Work to be completed: Omit the pictures and return every entry exactly as written.
*** Block opens ***
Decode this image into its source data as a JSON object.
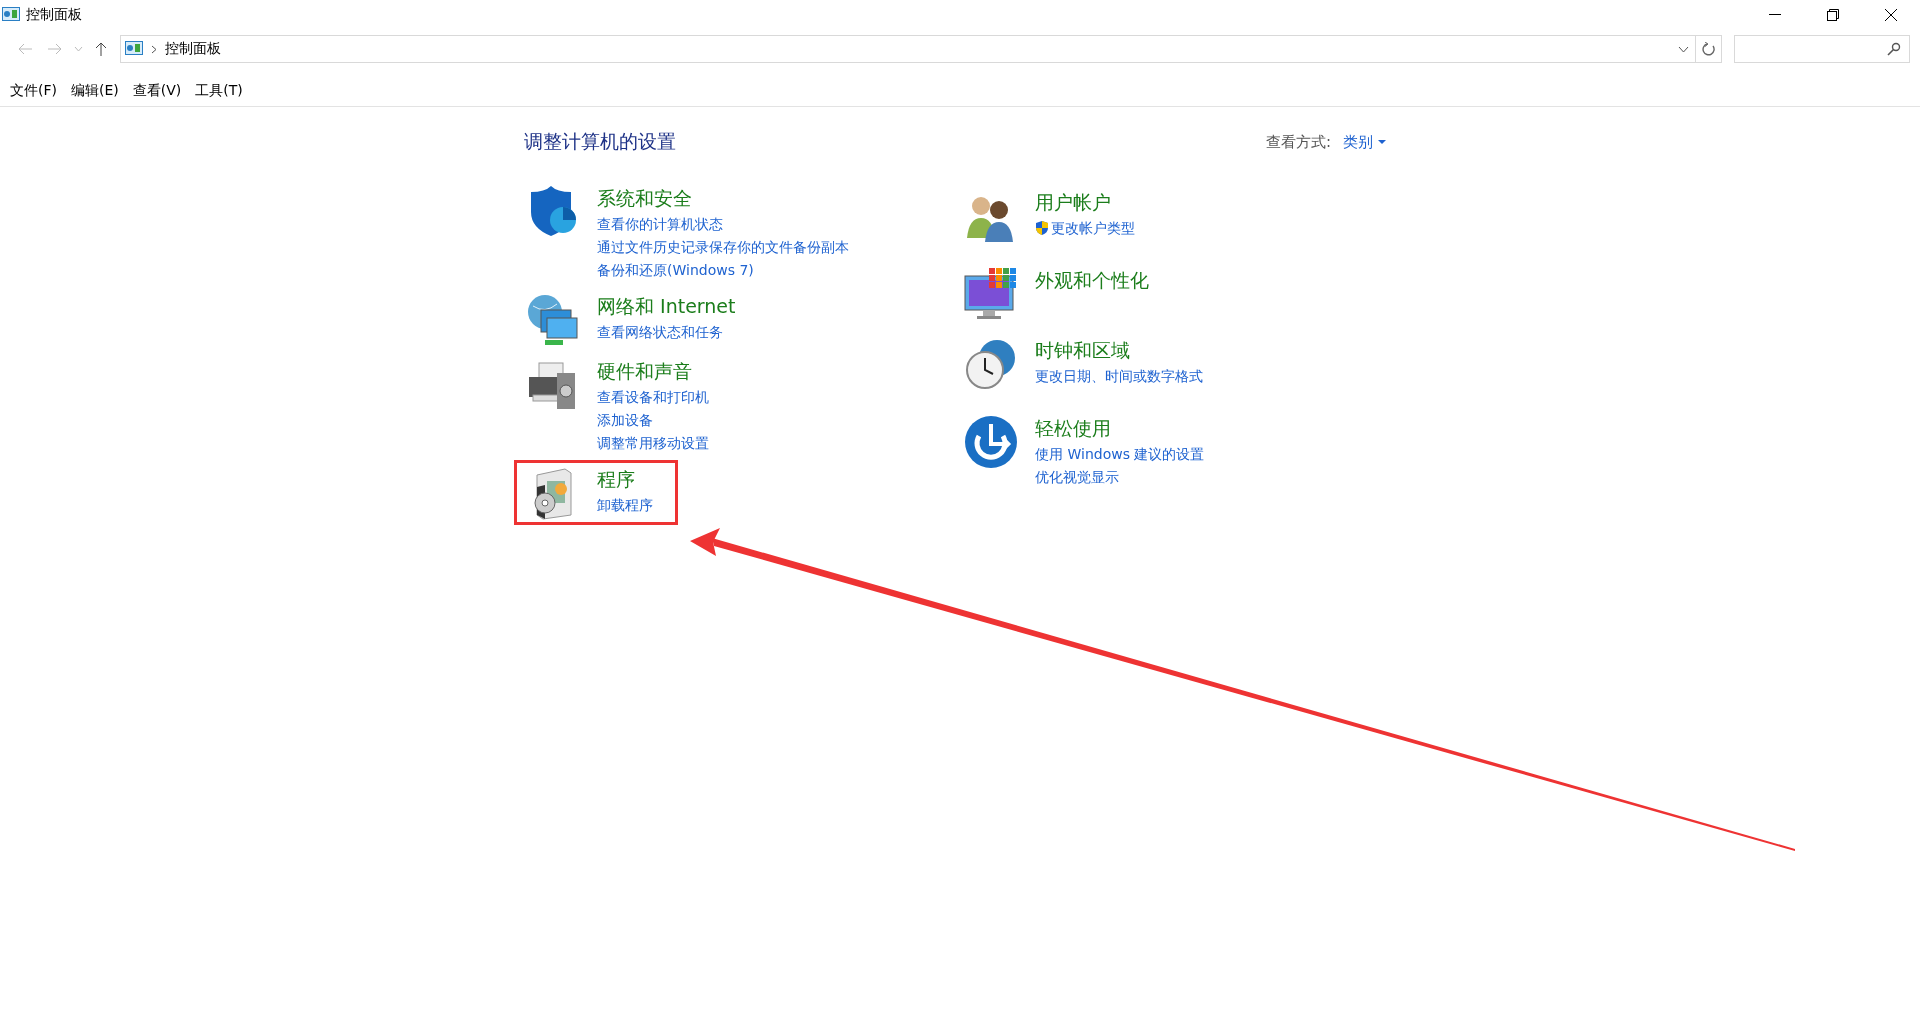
{
  "window": {
    "title": "控制面板"
  },
  "address_bar": {
    "path": "控制面板"
  },
  "menu": [
    {
      "label": "文件(F)"
    },
    {
      "label": "编辑(E)"
    },
    {
      "label": "查看(V)"
    },
    {
      "label": "工具(T)"
    }
  ],
  "heading": "调整计算机的设置",
  "view_by": {
    "label": "查看方式:",
    "value": "类别"
  },
  "left_column": [
    {
      "kind": "security",
      "title": "系统和安全",
      "highlighted": false,
      "links": [
        {
          "text": "查看你的计算机状态",
          "shield": false
        },
        {
          "text": "通过文件历史记录保存你的文件备份副本",
          "shield": false
        },
        {
          "text": "备份和还原(Windows 7)",
          "shield": false
        }
      ]
    },
    {
      "kind": "network",
      "title": "网络和 Internet",
      "highlighted": false,
      "links": [
        {
          "text": "查看网络状态和任务",
          "shield": false
        }
      ]
    },
    {
      "kind": "hardware",
      "title": "硬件和声音",
      "highlighted": false,
      "links": [
        {
          "text": "查看设备和打印机",
          "shield": false
        },
        {
          "text": "添加设备",
          "shield": false
        },
        {
          "text": "调整常用移动设置",
          "shield": false
        }
      ]
    },
    {
      "kind": "programs",
      "title": "程序",
      "highlighted": true,
      "links": [
        {
          "text": "卸载程序",
          "shield": false
        }
      ]
    }
  ],
  "right_column": [
    {
      "kind": "users",
      "title": "用户帐户",
      "highlighted": false,
      "links": [
        {
          "text": "更改帐户类型",
          "shield": true
        }
      ]
    },
    {
      "kind": "appearance",
      "title": "外观和个性化",
      "highlighted": false
    },
    {
      "kind": "clock",
      "title": "时钟和区域",
      "highlighted": false,
      "links": [
        {
          "text": "更改日期、时间或数字格式",
          "shield": false
        }
      ]
    },
    {
      "kind": "ease",
      "title": "轻松使用",
      "highlighted": false,
      "links": [
        {
          "text": "使用 Windows 建议的设置",
          "shield": false
        },
        {
          "text": "优化视觉显示",
          "shield": false
        }
      ]
    }
  ]
}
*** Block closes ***
Result of this exercise:
Decode this image into its source data as a JSON object.
{
  "window": {
    "title": "控制面板"
  },
  "address_bar": {
    "path": "控制面板"
  },
  "menu": [
    {
      "label": "文件(F)"
    },
    {
      "label": "编辑(E)"
    },
    {
      "label": "查看(V)"
    },
    {
      "label": "工具(T)"
    }
  ],
  "heading": "调整计算机的设置",
  "view_by": {
    "label": "查看方式:",
    "value": "类别"
  },
  "left_column": [
    {
      "kind": "security",
      "title": "系统和安全",
      "highlighted": false,
      "links": [
        {
          "text": "查看你的计算机状态",
          "shield": false
        },
        {
          "text": "通过文件历史记录保存你的文件备份副本",
          "shield": false
        },
        {
          "text": "备份和还原(Windows 7)",
          "shield": false
        }
      ]
    },
    {
      "kind": "network",
      "title": "网络和 Internet",
      "highlighted": false,
      "links": [
        {
          "text": "查看网络状态和任务",
          "shield": false
        }
      ]
    },
    {
      "kind": "hardware",
      "title": "硬件和声音",
      "highlighted": false,
      "links": [
        {
          "text": "查看设备和打印机",
          "shield": false
        },
        {
          "text": "添加设备",
          "shield": false
        },
        {
          "text": "调整常用移动设置",
          "shield": false
        }
      ]
    },
    {
      "kind": "programs",
      "title": "程序",
      "highlighted": true,
      "links": [
        {
          "text": "卸载程序",
          "shield": false
        }
      ]
    }
  ],
  "right_column": [
    {
      "kind": "users",
      "title": "用户帐户",
      "highlighted": false,
      "links": [
        {
          "text": "更改帐户类型",
          "shield": true
        }
      ]
    },
    {
      "kind": "appearance",
      "title": "外观和个性化",
      "highlighted": false
    },
    {
      "kind": "clock",
      "title": "时钟和区域",
      "highlighted": false,
      "links": [
        {
          "text": "更改日期、时间或数字格式",
          "shield": false
        }
      ]
    },
    {
      "kind": "ease",
      "title": "轻松使用",
      "highlighted": false,
      "links": [
        {
          "text": "使用 Windows 建议的设置",
          "shield": false
        },
        {
          "text": "优化视觉显示",
          "shield": false
        }
      ]
    }
  ]
}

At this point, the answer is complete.